§ Exercise objective
Every record below should be repeated exactly, with the pictures left out.

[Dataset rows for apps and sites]
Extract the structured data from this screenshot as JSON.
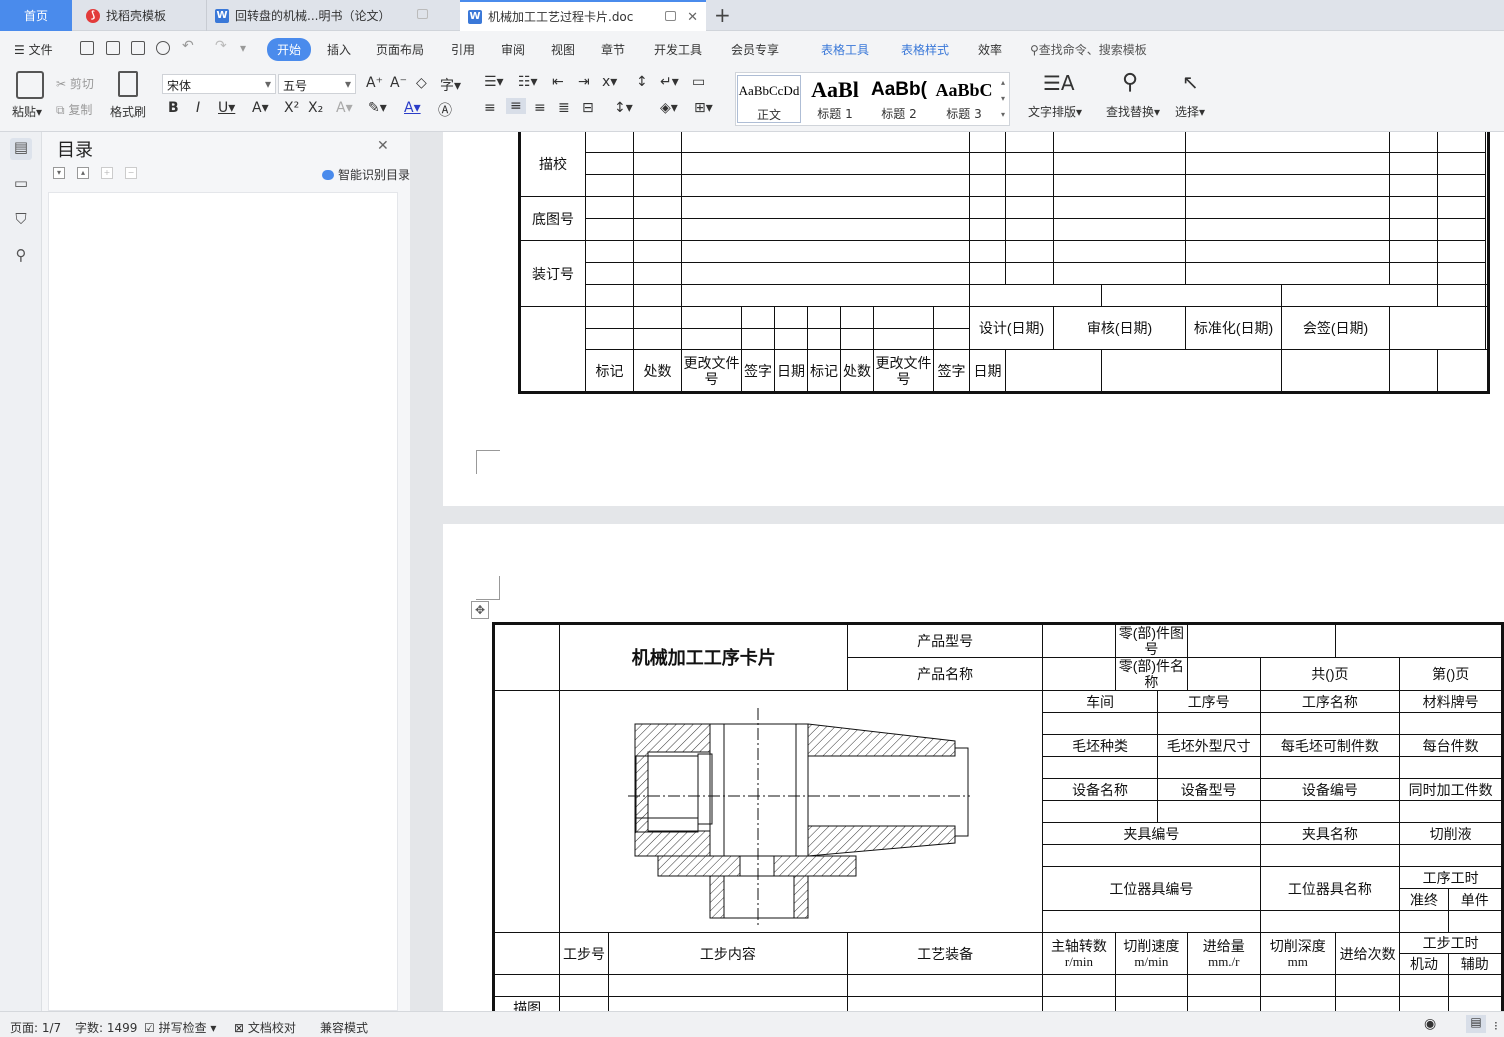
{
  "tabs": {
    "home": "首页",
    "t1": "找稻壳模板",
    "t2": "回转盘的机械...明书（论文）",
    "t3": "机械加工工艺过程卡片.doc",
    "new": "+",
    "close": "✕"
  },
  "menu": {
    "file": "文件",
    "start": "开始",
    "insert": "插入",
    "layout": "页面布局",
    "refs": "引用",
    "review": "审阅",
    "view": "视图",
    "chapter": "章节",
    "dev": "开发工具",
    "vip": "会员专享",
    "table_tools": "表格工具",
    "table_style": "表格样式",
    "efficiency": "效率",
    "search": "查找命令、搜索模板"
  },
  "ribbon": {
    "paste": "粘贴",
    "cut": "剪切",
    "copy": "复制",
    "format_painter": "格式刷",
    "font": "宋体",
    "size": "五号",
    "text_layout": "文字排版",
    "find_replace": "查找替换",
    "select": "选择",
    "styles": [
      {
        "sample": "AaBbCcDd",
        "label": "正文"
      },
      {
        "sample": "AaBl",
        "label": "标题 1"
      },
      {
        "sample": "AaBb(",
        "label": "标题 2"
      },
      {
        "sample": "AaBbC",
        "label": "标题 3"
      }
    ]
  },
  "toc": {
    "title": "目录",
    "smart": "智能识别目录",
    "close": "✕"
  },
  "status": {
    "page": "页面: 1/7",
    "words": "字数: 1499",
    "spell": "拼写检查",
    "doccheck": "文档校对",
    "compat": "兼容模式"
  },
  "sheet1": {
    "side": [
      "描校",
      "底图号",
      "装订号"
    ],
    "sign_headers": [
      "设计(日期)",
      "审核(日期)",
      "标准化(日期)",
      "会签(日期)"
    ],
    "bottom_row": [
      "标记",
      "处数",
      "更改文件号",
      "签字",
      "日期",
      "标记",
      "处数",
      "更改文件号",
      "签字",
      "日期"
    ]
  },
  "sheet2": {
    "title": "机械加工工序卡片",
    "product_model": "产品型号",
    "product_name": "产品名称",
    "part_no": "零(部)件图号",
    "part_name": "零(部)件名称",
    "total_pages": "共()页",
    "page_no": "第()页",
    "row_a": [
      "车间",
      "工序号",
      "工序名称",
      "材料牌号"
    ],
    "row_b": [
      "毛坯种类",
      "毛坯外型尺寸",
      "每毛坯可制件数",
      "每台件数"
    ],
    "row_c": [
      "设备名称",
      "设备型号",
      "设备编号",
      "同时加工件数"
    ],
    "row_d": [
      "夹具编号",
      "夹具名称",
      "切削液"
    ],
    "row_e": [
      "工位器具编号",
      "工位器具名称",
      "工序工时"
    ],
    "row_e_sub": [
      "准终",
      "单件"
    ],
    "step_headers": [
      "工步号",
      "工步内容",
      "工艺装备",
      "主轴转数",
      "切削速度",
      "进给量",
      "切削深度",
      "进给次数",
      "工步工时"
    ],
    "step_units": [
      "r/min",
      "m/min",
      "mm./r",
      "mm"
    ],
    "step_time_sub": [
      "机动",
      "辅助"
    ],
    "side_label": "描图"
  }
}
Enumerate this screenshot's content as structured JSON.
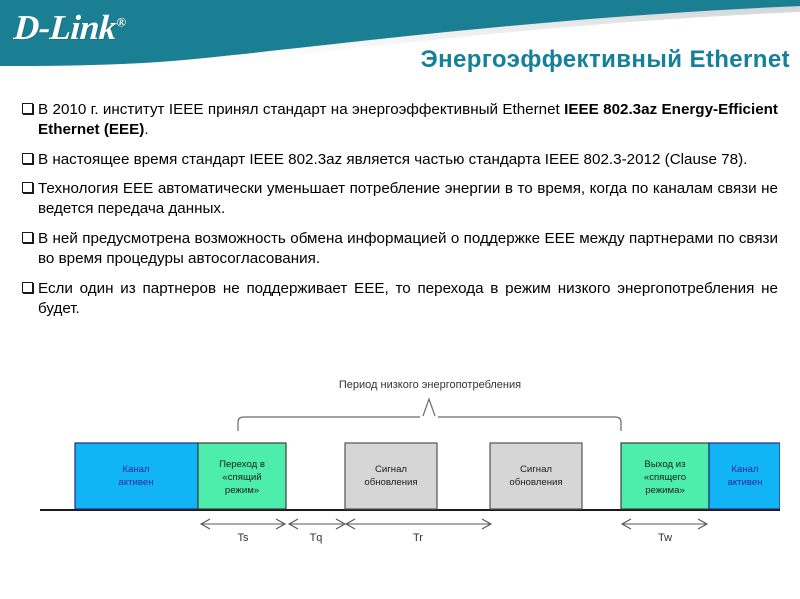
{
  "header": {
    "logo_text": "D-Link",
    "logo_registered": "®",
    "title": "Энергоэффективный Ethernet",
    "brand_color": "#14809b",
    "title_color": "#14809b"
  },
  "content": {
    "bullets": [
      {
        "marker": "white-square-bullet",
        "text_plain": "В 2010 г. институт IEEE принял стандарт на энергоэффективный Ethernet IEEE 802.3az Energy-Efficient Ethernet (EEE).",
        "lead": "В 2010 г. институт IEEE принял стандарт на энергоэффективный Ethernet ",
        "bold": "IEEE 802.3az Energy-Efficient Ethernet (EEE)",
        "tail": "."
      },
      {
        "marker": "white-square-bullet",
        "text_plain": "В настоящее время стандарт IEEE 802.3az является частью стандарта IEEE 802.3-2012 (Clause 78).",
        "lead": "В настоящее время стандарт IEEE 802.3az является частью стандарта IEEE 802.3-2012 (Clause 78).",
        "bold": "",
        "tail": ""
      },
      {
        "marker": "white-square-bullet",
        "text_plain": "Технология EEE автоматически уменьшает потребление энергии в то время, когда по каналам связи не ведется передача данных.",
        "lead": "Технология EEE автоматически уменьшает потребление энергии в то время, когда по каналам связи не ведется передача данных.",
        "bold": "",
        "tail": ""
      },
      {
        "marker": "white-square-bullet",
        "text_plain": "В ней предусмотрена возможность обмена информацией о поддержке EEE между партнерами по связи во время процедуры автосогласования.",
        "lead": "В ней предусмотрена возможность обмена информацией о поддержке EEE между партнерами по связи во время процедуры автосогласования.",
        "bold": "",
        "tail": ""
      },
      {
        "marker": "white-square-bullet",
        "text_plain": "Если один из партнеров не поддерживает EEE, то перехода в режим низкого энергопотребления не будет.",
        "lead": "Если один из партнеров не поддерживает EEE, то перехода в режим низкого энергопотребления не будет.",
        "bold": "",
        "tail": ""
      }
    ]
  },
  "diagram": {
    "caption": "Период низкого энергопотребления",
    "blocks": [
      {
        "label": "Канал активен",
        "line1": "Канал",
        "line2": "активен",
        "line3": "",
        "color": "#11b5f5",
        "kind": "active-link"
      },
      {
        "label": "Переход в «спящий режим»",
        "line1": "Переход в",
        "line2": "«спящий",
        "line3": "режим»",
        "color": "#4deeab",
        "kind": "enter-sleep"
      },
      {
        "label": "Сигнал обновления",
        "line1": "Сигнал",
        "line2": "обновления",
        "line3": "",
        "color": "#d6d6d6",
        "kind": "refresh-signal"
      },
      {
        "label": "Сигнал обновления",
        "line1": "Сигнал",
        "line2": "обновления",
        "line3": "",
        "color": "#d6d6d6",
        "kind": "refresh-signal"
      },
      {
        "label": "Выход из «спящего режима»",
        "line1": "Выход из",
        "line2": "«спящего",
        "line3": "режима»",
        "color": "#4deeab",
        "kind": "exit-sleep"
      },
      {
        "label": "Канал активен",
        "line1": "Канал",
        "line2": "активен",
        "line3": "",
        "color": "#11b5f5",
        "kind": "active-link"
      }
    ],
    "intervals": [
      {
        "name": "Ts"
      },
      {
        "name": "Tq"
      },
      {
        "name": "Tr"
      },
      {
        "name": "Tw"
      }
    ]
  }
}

§ Response box
Extract the structured data from this screenshot as JSON.
{
  "tabs": {
    "home": "首页",
    "t1": "找稻壳模板",
    "t2": "回转盘的机械...明书（论文）",
    "t3": "机械加工工艺过程卡片.doc",
    "new": "+",
    "close": "✕"
  },
  "menu": {
    "file": "文件",
    "start": "开始",
    "insert": "插入",
    "layout": "页面布局",
    "refs": "引用",
    "review": "审阅",
    "view": "视图",
    "chapter": "章节",
    "dev": "开发工具",
    "vip": "会员专享",
    "table_tools": "表格工具",
    "table_style": "表格样式",
    "efficiency": "效率",
    "search": "查找命令、搜索模板"
  },
  "ribbon": {
    "paste": "粘贴",
    "cut": "剪切",
    "copy": "复制",
    "format_painter": "格式刷",
    "font": "宋体",
    "size": "五号",
    "text_layout": "文字排版",
    "find_replace": "查找替换",
    "select": "选择",
    "styles": [
      {
        "sample": "AaBbCcDd",
        "label": "正文"
      },
      {
        "sample": "AaBl",
        "label": "标题 1"
      },
      {
        "sample": "AaBb(",
        "label": "标题 2"
      },
      {
        "sample": "AaBbC",
        "label": "标题 3"
      }
    ]
  },
  "toc": {
    "title": "目录",
    "smart": "智能识别目录",
    "close": "✕"
  },
  "status": {
    "page": "页面: 1/7",
    "words": "字数: 1499",
    "spell": "拼写检查",
    "doccheck": "文档校对",
    "compat": "兼容模式"
  },
  "sheet1": {
    "side": [
      "描校",
      "底图号",
      "装订号"
    ],
    "sign_headers": [
      "设计(日期)",
      "审核(日期)",
      "标准化(日期)",
      "会签(日期)"
    ],
    "bottom_row": [
      "标记",
      "处数",
      "更改文件号",
      "签字",
      "日期",
      "标记",
      "处数",
      "更改文件号",
      "签字",
      "日期"
    ]
  },
  "sheet2": {
    "title": "机械加工工序卡片",
    "product_model": "产品型号",
    "product_name": "产品名称",
    "part_no": "零(部)件图号",
    "part_name": "零(部)件名称",
    "total_pages": "共()页",
    "page_no": "第()页",
    "row_a": [
      "车间",
      "工序号",
      "工序名称",
      "材料牌号"
    ],
    "row_b": [
      "毛坯种类",
      "毛坯外型尺寸",
      "每毛坯可制件数",
      "每台件数"
    ],
    "row_c": [
      "设备名称",
      "设备型号",
      "设备编号",
      "同时加工件数"
    ],
    "row_d": [
      "夹具编号",
      "夹具名称",
      "切削液"
    ],
    "row_e": [
      "工位器具编号",
      "工位器具名称",
      "工序工时"
    ],
    "row_e_sub": [
      "准终",
      "单件"
    ],
    "step_headers": [
      "工步号",
      "工步内容",
      "工艺装备",
      "主轴转数",
      "切削速度",
      "进给量",
      "切削深度",
      "进给次数",
      "工步工时"
    ],
    "step_units": [
      "r/min",
      "m/min",
      "mm./r",
      "mm"
    ],
    "step_time_sub": [
      "机动",
      "辅助"
    ],
    "side_label": "描图"
  }
}
Enumerate this screenshot's content as structured JSON.
{
  "header": {
    "logo_text": "D-Link",
    "logo_registered": "®",
    "title": "Энергоэффективный Ethernet",
    "brand_color": "#14809b",
    "title_color": "#14809b"
  },
  "content": {
    "bullets": [
      {
        "marker": "white-square-bullet",
        "text_plain": "В 2010 г. институт IEEE принял стандарт на энергоэффективный Ethernet IEEE 802.3az Energy-Efficient Ethernet (EEE).",
        "lead": "В 2010 г. институт IEEE принял стандарт на энергоэффективный Ethernet ",
        "bold": "IEEE 802.3az Energy-Efficient Ethernet (EEE)",
        "tail": "."
      },
      {
        "marker": "white-square-bullet",
        "text_plain": "В настоящее время стандарт IEEE 802.3az является частью стандарта IEEE 802.3-2012 (Clause 78).",
        "lead": "В настоящее время стандарт IEEE 802.3az является частью стандарта IEEE 802.3-2012 (Clause 78).",
        "bold": "",
        "tail": ""
      },
      {
        "marker": "white-square-bullet",
        "text_plain": "Технология EEE автоматически уменьшает потребление энергии в то время, когда по каналам связи не ведется передача данных.",
        "lead": "Технология EEE автоматически уменьшает потребление энергии в то время, когда по каналам связи не ведется передача данных.",
        "bold": "",
        "tail": ""
      },
      {
        "marker": "white-square-bullet",
        "text_plain": "В ней предусмотрена возможность обмена информацией о поддержке EEE между партнерами по связи во время процедуры автосогласования.",
        "lead": "В ней предусмотрена возможность обмена информацией о поддержке EEE между партнерами по связи во время процедуры автосогласования.",
        "bold": "",
        "tail": ""
      },
      {
        "marker": "white-square-bullet",
        "text_plain": "Если один из партнеров не поддерживает EEE, то перехода в режим низкого энергопотребления не будет.",
        "lead": "Если один из партнеров не поддерживает EEE, то перехода в режим низкого энергопотребления не будет.",
        "bold": "",
        "tail": ""
      }
    ]
  },
  "diagram": {
    "caption": "Период низкого энергопотребления",
    "blocks": [
      {
        "label": "Канал активен",
        "line1": "Канал",
        "line2": "активен",
        "line3": "",
        "color": "#11b5f5",
        "kind": "active-link"
      },
      {
        "label": "Переход в «спящий режим»",
        "line1": "Переход в",
        "line2": "«спящий",
        "line3": "режим»",
        "color": "#4deeab",
        "kind": "enter-sleep"
      },
      {
        "label": "Сигнал обновления",
        "line1": "Сигнал",
        "line2": "обновления",
        "line3": "",
        "color": "#d6d6d6",
        "kind": "refresh-signal"
      },
      {
        "label": "Сигнал обновления",
        "line1": "Сигнал",
        "line2": "обновления",
        "line3": "",
        "color": "#d6d6d6",
        "kind": "refresh-signal"
      },
      {
        "label": "Выход из «спящего режима»",
        "line1": "Выход из",
        "line2": "«спящего",
        "line3": "режима»",
        "color": "#4deeab",
        "kind": "exit-sleep"
      },
      {
        "label": "Канал активен",
        "line1": "Канал",
        "line2": "активен",
        "line3": "",
        "color": "#11b5f5",
        "kind": "active-link"
      }
    ],
    "intervals": [
      {
        "name": "Ts"
      },
      {
        "name": "Tq"
      },
      {
        "name": "Tr"
      },
      {
        "name": "Tw"
      }
    ]
  }
}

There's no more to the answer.